As the NBA trade deadline came and went Thursday afternoon, the Knicks added Kenyon Martin, traded Ronnie Brewer and held on to Iman Shumpert.
Speaking on a conference call Thursday evening, GM Glen Grunwald used the word “optimistic” numerous times and said he believes the moves will help the struggling Knicks as they move toward the playoffs.
Since an 18-5 start, the Knicks (32-19) are 14-14 in their last 28 games, including Wednesday’s embarrassing 125-91 loss at Indiana.
Grunwald said the Knicks added the 6-9 Martin, a former teammate of Carmelo Anthony, J.R. Smith, Marcus Camby and Raymond Felton in Denver and of Jason Kidd with the Nets, as “insurance” against the declining health of aging and injured bigs Camby and Rasheed Wallace.
Grunwald said Martin, 35, had agreed to a 10-day contract and, “We’re hopeful that will turn into the rest of the season.” It remains unclear if Martin will be able to suit up in time for Sunday’s game against Philadelphia at Madison Square Garden.
“In a sense this is a little bit of insurance but we’re also expecting Rasheed and Marcus to come back and play this year,” Grunwald said.
With the addition of Martin, the Knicks now have six players 35 or older. When Kidd turns 40 next month, they will have two 40-year-olds.
“We’ve always liked Kenyon, he’s a great competitor and a good defender and he’s played with a number of our players on the Knicks so we think that there will be some synergies already built into the mix,” Grunwald said. “We’re just looking forward to adding another good defender who will help us in our quest this season.”
Martin averaged 5.2 points and 4.3 rebounds with the Clippers last season and holds career averages of 13 points and 7.1 rebounds.
“We think that Kenyon is more than just a big man,” Grunwald said. “We think he’s a very verstaile defender who can guard at least three positions. So we’re looking to build some flexibility into our roster, not just to add another big man.”
The Knicks cleared roster space for Martin by dealing Brewer to the Oklahoma City Thunder in exchange for a second-round pick in 2014 and cash. Grunwald said Brewer, who was the team’s opening-day starting small forward before losing his starting spot, “did not demand the trade.”
“Ronnie had fallen out of the playing rotation and he’s a great guy and a good player,” Grunwald said. “And an opportunity came up where a very good situation like the Oklahoma City Thunder were very interested in him and we wanted to help him out as best we could and put him in a good situation.”

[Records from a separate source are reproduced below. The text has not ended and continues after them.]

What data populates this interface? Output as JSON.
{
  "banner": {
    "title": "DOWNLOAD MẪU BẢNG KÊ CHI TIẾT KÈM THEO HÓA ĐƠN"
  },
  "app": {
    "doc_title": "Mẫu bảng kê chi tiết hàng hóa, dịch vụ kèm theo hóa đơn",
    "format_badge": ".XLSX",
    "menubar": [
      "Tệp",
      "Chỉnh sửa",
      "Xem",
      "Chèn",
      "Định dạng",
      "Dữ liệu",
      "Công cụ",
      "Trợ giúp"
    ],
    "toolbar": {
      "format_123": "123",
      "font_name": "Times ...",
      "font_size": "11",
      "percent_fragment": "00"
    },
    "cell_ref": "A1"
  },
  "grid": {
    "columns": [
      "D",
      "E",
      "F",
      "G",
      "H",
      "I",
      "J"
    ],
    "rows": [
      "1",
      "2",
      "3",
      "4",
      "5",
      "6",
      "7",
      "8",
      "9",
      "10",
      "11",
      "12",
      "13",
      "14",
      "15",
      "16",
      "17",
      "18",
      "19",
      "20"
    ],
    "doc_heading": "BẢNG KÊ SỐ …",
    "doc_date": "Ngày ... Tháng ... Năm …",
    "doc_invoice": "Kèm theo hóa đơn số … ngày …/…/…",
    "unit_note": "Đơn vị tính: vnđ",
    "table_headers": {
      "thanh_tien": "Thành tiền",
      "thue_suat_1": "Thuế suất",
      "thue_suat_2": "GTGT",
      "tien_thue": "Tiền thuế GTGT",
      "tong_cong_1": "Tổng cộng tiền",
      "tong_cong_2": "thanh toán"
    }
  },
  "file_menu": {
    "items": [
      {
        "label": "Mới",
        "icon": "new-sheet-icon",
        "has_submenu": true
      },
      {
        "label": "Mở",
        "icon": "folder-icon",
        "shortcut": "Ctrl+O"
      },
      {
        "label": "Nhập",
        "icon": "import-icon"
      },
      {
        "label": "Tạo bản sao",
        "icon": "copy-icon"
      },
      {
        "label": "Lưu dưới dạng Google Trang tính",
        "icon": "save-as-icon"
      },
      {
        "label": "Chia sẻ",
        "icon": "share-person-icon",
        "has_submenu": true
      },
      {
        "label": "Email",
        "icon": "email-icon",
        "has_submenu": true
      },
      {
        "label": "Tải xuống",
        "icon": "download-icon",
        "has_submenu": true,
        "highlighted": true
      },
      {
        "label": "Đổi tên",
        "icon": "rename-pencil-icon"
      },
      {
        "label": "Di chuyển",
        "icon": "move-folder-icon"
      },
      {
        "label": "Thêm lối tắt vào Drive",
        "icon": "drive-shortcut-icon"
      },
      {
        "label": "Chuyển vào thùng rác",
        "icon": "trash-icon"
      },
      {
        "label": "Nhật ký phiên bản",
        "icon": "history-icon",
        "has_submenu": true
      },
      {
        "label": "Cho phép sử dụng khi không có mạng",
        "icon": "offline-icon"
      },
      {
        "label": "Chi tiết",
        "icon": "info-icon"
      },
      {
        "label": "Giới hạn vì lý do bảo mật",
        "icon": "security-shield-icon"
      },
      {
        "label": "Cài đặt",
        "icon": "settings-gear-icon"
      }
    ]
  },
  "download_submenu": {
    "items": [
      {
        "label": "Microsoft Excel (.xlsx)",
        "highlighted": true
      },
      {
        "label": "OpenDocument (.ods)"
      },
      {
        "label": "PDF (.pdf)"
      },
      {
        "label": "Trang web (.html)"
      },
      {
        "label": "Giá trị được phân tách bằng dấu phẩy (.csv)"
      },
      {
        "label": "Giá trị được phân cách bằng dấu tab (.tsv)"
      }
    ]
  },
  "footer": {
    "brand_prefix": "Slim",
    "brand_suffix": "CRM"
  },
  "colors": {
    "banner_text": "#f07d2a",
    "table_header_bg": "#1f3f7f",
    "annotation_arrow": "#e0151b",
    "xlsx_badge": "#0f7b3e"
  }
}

Grunwald said Shumpert had taken many of Brewer’s minutes and “we want to invest the development time in Shump” and said there was nothing “particular that Ronnie did wrong.”
Despite ongoing rumors that the Knicks might deal Shumpert for J.J. Redick or Paul Millsap, Grunwald denied that he was ever on the block.
“There were no trade discussions with Shump,” he said. “I don’t want to go into any details but as we’ve said many times, Shump’s a key part of our future and we’re happy to have him back. He’s had a great rehab and is obviously coming back from a difficult injury. Maybe he’s not at 100 percent yet, but we’re very optimistic that with his work ethic and attitude that he will be back to his old self very shortly.”
On the Shumpert trade rumors, Grunwald added: “I’m sure a lot of teams are interested in him, but no more than the New York Knicks.”
“We’re not concerned,” he said. “I’m confident that our team and the players including Jason will get back to where they were.”
Grunwald used the word “optimistic” numerous times when describing the team’s chances going forward.
“We’re optimistic,” he said. “Obviously, we have to play better. We’ve had some difficult games and teams will go through that and I’m optimistic that Woody [coach Mike Woodson], the coaching staff and the players will find a way to get back to their winning ways.
“And we’re hopeful that we’ll get back to playing winning basketball again.”